Note: Bug Bytes are simple snippets, quick thoughts. Thanks for reading.
Note: Recently, I mentioned that I found this snippet from my book “Divine Renovations.” It takes place on one of my bad, weepy days, several months after my late husband, Ed, died of lung cancer. I was a wreck. My grandson, Eli, was about 3 then, and was always the best balm. This excerpt is one of the more uplifting moments in the book, so I’m sharing! (If you like it, the book can be found in my shop!)
It is time to go get Eli at day care. When I have my arms around his little body, I start to weep again, but this time it is from the relief that seeing him brings me. I kiss his face again and again.
“Hi, Nini,” he says, smiling. He smells like food.
Eli’s care provider, Louise, gives me his shoes and his mini hoodie. I know she sees my tears. I hate when people don’t know about Ed, and I hate to tell them. I debate the matter and then blurt, “My husband died recently. I don’t know if Sally told you.”
“I’m sorry,” she says. “Sally mentioned that. I’m so sorry.”
Louise puts her hand on my shoulder, and tears drip down my cheeks.

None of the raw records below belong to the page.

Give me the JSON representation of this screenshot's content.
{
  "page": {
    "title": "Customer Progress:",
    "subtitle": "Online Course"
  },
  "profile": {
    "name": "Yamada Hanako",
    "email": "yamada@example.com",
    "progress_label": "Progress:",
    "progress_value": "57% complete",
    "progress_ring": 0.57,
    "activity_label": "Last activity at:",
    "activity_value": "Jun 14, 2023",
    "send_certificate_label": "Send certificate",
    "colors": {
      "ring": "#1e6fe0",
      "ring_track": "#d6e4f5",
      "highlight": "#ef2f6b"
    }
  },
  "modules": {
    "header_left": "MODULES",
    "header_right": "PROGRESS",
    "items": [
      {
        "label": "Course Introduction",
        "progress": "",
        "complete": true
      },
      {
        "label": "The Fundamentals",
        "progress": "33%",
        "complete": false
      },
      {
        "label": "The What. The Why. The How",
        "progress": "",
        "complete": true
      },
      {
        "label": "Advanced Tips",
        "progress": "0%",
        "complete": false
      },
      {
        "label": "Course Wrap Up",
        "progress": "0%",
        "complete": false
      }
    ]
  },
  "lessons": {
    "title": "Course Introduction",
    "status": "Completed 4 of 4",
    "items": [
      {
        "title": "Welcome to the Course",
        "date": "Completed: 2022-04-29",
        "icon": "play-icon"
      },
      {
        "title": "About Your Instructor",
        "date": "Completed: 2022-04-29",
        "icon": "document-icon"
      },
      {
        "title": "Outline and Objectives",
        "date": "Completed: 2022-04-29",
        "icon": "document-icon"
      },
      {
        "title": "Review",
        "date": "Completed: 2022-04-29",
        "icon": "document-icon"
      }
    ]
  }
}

“It’s been a hard day,” I say, voice trembling. I want to sit down on her couch with Eli. I want Louise to be my day care provider. We could drink tea and do puzzles with the children. She could prepare my lunch and put me down for a nap when I start to cry.
I take him to the elementary school a block away, thinking we will play on the playground. It’s a lovely afternoon.
When we pull in the parking lot, he says, “Backetball.” He is pointing to three basketball courts. A father with a slew of boys is playing on one of them, and Eli is walking toward the boys, repeating “backetball, backetball, backetball.”
When we get close, I stop him and tell him he can watch but can’t play. He stands there, feet spread apart. Five minutes pass. Seven. He is still watching. His head follows the ball.
A new player arrives, and as he retrieves his ball from his trunk, I notice he has an extra in there, and I ask if Eli can play with it.
“This one’s flat,” he tells me, and I laugh and say, “He won’t know the difference.”
The young man heads for an empty court, playing a little one-on-nobody. He is quick, and he sinks the ball two out of three times. Eli is transfixed.
“Pass the ball to Nini,” I tell him, and he does. I shoot, score, and the half-flat ball lands with a thud. Eli tries to dribble, and the ball works well enough for him. We repeat our game over and over. It reminds me of my brothers playing basketball as kids in the backyard. It feels good to have something feel familiar.
The basketball player has taken a shine to Eli.
“Hey little guy,” he says. “What’s your name?” Eli plays shy, so I say, “Eli.”
I ask the young man’s name. Abdul.
Abdul hands Eli the ball, and Eli shyly “passes” it back.
Abdul dances off for more of his rapid-fire play. Eli watches. The sun sets.
“Want to go home and see Daddy?” I ask.
“Go home see Dada,” Eli confirms.
We thank Abdul and he and Eli high five.
We say goodbye as we walk to the car. I feel good. Whole. As we drive away, I think how much I love Eli. I love Sally. I love Abdul. I love Abdul’s mother. I love this afternoon.
I recognize it as God-given.